My grandmother made the best hot chocolate in the whole World. She had always cream at home and mixed the cacao and the sugar with it (my mother mixed with milk). Then she always said “I don’t add that much sugar, because it is undrinkable if it is too sweet. It’s better if you add sugar later if you need it.” I always got whipped cream on the top.
Once I read a clean heroinist’s description of the drug as the first time is the most wonderful experience you ever had, and the rest of your time as an addict is a pursuit of that glorious moment. But it will never return. Every following intake of heroine will result in nightmares.
My life as a grownup has been a pursuit of my grandmother’s hot chocolate.
I’ve made my own, both simple – like granny did – and more exclusive, with expensive cacao or different kinds of sugar. I’ve tried to add tastes of mint as well as lemon. To find that perfect cup – not as my grand mother did it, but giving me the same feeling.
I’ve bought hot chocolate in cafes. And for just about the same price got everything between premixed powder containing of mostly sugar and a delicate hand-mixed content with heart shaped whipped milk on top.
Not even an $8 dollar cup with Valrhona chocolate beat hers.
Why do we pursuit things we know are impossible to find?
The heroinist knows it will be a nightmare.
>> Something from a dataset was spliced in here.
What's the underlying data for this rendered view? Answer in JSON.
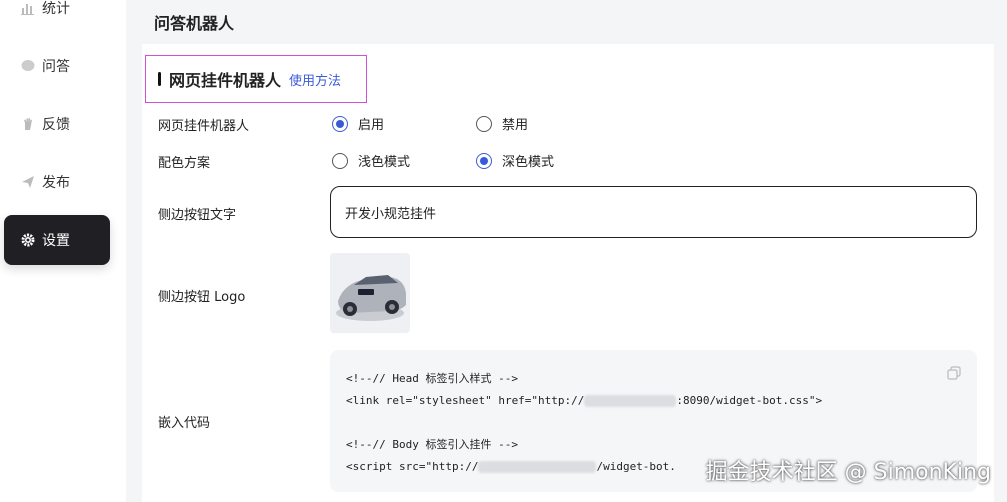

I know my grand mother’s chocolate was not in the recipe or the actual taste, but in the heart of a child sitting in her granny’s kitchen.
Yesterday I sat with my two boys, all three of us drinking hot chocolate with whipped cream on top, thinking that in some way I had found what I was looking for.
Tel Aviv Writing Salon: Flash Fiction
52 minutes ago